As we celebrate the New Year and I approach a milestone birthday (50?), I realize more than ever that "getting old ain’t for sissies." It requires courage, grace, grit, persistence, and optimism to fight off the "inconveniences" of aging.


My body certainly isn't what it was 30 years ago. The aging process has not been kind to me. There isn't a single part of my body that hasn't been affected. From the bottom up, I have bunions, back pain, bursitis, and baldness. (And those are just a few of my maladies that begin with "B." I won't bore you with the rest of my “alphabet soup” of ailments.) Fortunately, there are several recent books that have helped me come to grips with the aging process.


Michael Kinsley’s Old Age: A Beginner's Guide is just that: a handy guide on what we're in for as our bodies start to fail us. It's  "irreverent, wise, and laugh-out-loud funny about living long enough for your organs to start to betray you." Kinsley, who has Parkinson's disease, and thus, has started the aging process earlier than most, answers the questions all baby boomers are likely to face if they live long enough.


For example, "Is being alive all that desirable if you're alive only in the technical sense?” Baby boomers are a competitive group. Since one in three boomers will develop dementia, the competition may not be about longevity but about dying before you “lose your marbles."

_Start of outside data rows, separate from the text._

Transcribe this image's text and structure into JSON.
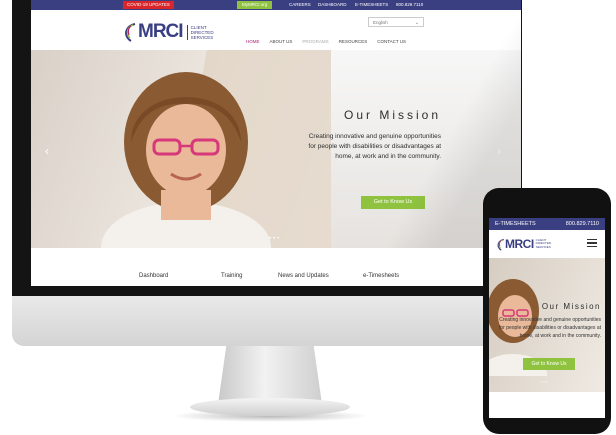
{
  "desktop": {
    "topbar": {
      "covid_label": "COVID-19 UPDATES",
      "mymrci_label": "MyMRCI.org",
      "careers_label": "CAREERS",
      "dashboard_label": "DASHBOARD",
      "etimesheets_label": "E-TIMESHEETS",
      "phone": "800.829.7110"
    },
    "header": {
      "logo_text": "MRCI",
      "logo_sub_1": "CLIENT",
      "logo_sub_2": "DIRECTED",
      "logo_sub_3": "SERVICES",
      "language_selected": "English",
      "nav": [
        {
          "label": "HOME"
        },
        {
          "label": "ABOUT US"
        },
        {
          "label": "PROGRAMS"
        },
        {
          "label": "RESOURCES"
        },
        {
          "label": "CONTACT US"
        }
      ]
    },
    "hero": {
      "title": "Our Mission",
      "text": "Creating innovative and genuine opportunities for people with disabilities or disadvantages at home, at work and in the community.",
      "button_label": "Get to Know Us"
    },
    "quick_links": [
      {
        "label": "Dashboard"
      },
      {
        "label": "Training"
      },
      {
        "label": "News and Updates"
      },
      {
        "label": "e-Timesheets"
      }
    ]
  },
  "mobile": {
    "topbar": {
      "etimesheets_label": "E-TIMESHEETS",
      "phone": "800.829.7110"
    },
    "logo_text": "MRCI",
    "logo_sub_1": "CLIENT",
    "logo_sub_2": "DIRECTED",
    "logo_sub_3": "SERVICES",
    "hero": {
      "title": "Our Mission",
      "text": "Creating innovative and genuine opportunities for people with disabilities or disadvantages at home, at work and in the community.",
      "button_label": "Get to Know Us"
    }
  },
  "colors": {
    "brand_navy": "#3a3f82",
    "accent_green": "#8fc33f",
    "alert_red": "#d8262a",
    "accent_magenta": "#b3206f"
  },
  "icons": {
    "hero_prev": "chevron-left-icon",
    "hero_next": "chevron-right-icon",
    "menu": "hamburger-menu-icon",
    "dropdown": "chevron-down-icon"
  }
}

In the end, all you’ve got is "how you will be remembered after you die." When you die, "all that will be left of you is people's memory of you, which is to say, your reputation." If you want to be remembered as a good person, try to be one now. As a wise person once said, "live your life like you’re going to die tomorrow,” because, unfortunately, one day that will be true. Will boomers be remembered as worthy successors to "the greatest generation?" Only time will tell, but I hope so.


In Being Mortal: Medicine and What Matters in the End, Atul Gawande uses the example of his father, a trusted surgeon suffering from a debilitating tumor, to explore "how the elderly can live better with age-related frailty, serious illness and approaching death." What is the role of nursing homes, assisted living, and hospice for the frail elderly? While these types of facilities may keep the elderly safe and comfortable, are they really "assisting people to live?" Regardless of age or physical condition, people still want to have a sense of independence.


They want and need to be an integral part of the decision-making process regarding their care, how they live, and even how they die. After all, it's important to remember, “The ultimate goal is not a good death but a good life – all the way to the very end."


Perhaps no one found a better way to lead a good life fully lived than "the poet laureate of medicine” Oliver Sacks. Shortly after he learned that his cancer diagnosis was terminal, Sacks wrote Gratitude, a remarkable series of essays in which he "counts his blessings upon learning he's face-to-face with dying." He doesn’t focus on his illness and impending death but rather on "what is meant by living a good and worthwhile life, achieving a sense of peace within oneself.” Above all, he “loved and was loved.”


Yes, getting old may not be easy, but this book is a precious gift to all of us who struggle to find meaning in our lives or a way to cope with the challenges of aging.